Beyond tradition: styles of practice and ways of knowing in East Asian medicine, 1100 to the present

In the early 21st century, East Asian medicines are uniquely situated practices in a world of rapidly accelerating change and the relative decline of the West: they attach to distinctive non-western cultures yet claiming universal applicability; they emphasise age-old knowledge yet are capable of forging synergistic links to some of the most innovative areas of modern techno-science.

Yet, rather than engaging with this vitality, East Asian medicines continue to understood through the dated notion of “tradition,” a label that automatically casts these practices in oppositon to the modernity of biomedicine and science even as, in clinical research and practice, these boundaries are consistently being blurred. We therefore argue that the present historical moment offers a unique opportunity to examine afresh the nature of East Asian medicines and their historical development.

Supported by a Wellcome Trust Senior Research Grant in the Humanities to PI Professor Volker Scheid and building on existing expertise within the EASTmedicine Research Group, 'Beyond Tradition: Styles of Practice and Ways of Knowing in East Asian Medicine' is a sustained programme of research that seeks to understand East Asian medicines throughout the last one thousand years, in and on their own terms.

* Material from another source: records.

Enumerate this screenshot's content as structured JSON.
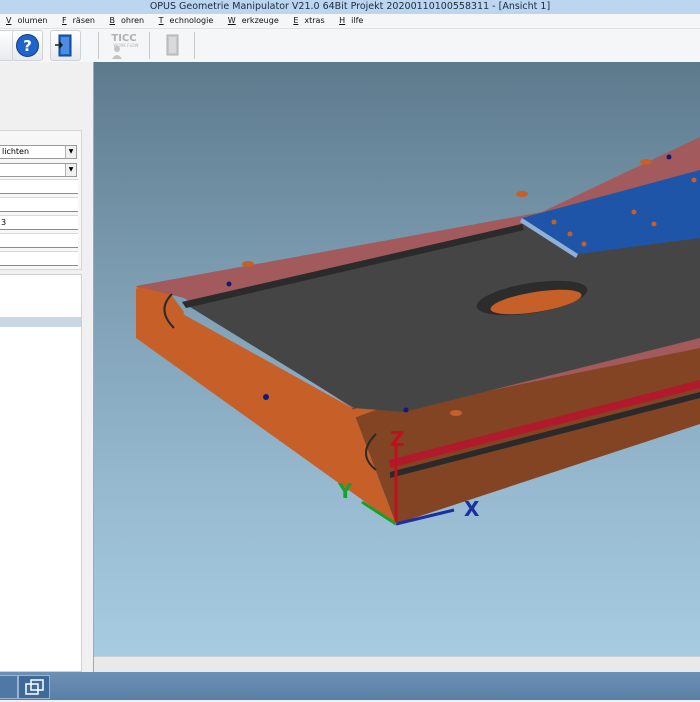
{
  "window": {
    "title": "OPUS Geometrie Manipulator V21.0 64Bit   Projekt 20200110100558311 - [Ansicht 1]"
  },
  "menu": [
    {
      "ul": "V",
      "rest": "olumen"
    },
    {
      "ul": "F",
      "rest": "räsen"
    },
    {
      "ul": "B",
      "rest": "ohren"
    },
    {
      "ul": "T",
      "rest": "echnologie"
    },
    {
      "ul": "W",
      "rest": "erkzeuge"
    },
    {
      "ul": "E",
      "rest": "xtras"
    },
    {
      "ul": "H",
      "rest": "ilfe"
    }
  ],
  "toolbar": {
    "help_glyph": "?",
    "ticc_logo": "TICC",
    "ticc_sub": "WORK FLOW"
  },
  "left_panel": {
    "combo1": "lichten",
    "combo2": "",
    "field3": "3"
  },
  "axes": {
    "x": "X",
    "y": "Y",
    "z": "Z"
  },
  "colors": {
    "top_face": "#a35a5c",
    "side_face": "#c65f28",
    "pocket": "#454545",
    "plate": "#1f55a8",
    "red_stripe": "#b11a2a"
  }
}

We analyse how physicians in various locales seek to solve concrete clinical problems by engaging with bodies, researching pharmaceuticals, assembling them into recipes, and debating how to achieve consistent clinical effects. In this way, we intend to build up a picture of East Asian medicine as a landscape made up of distinct styles of practice that consistently merge in and out of each other and that connect to other practices across multiple boundaries, geographical as well as conceptual. Working in this way from the bottom up, the project seeks to overcome numerous limitations to our current understanding of East Asian medicines that directly stem from their fixation within the discourse of modernity.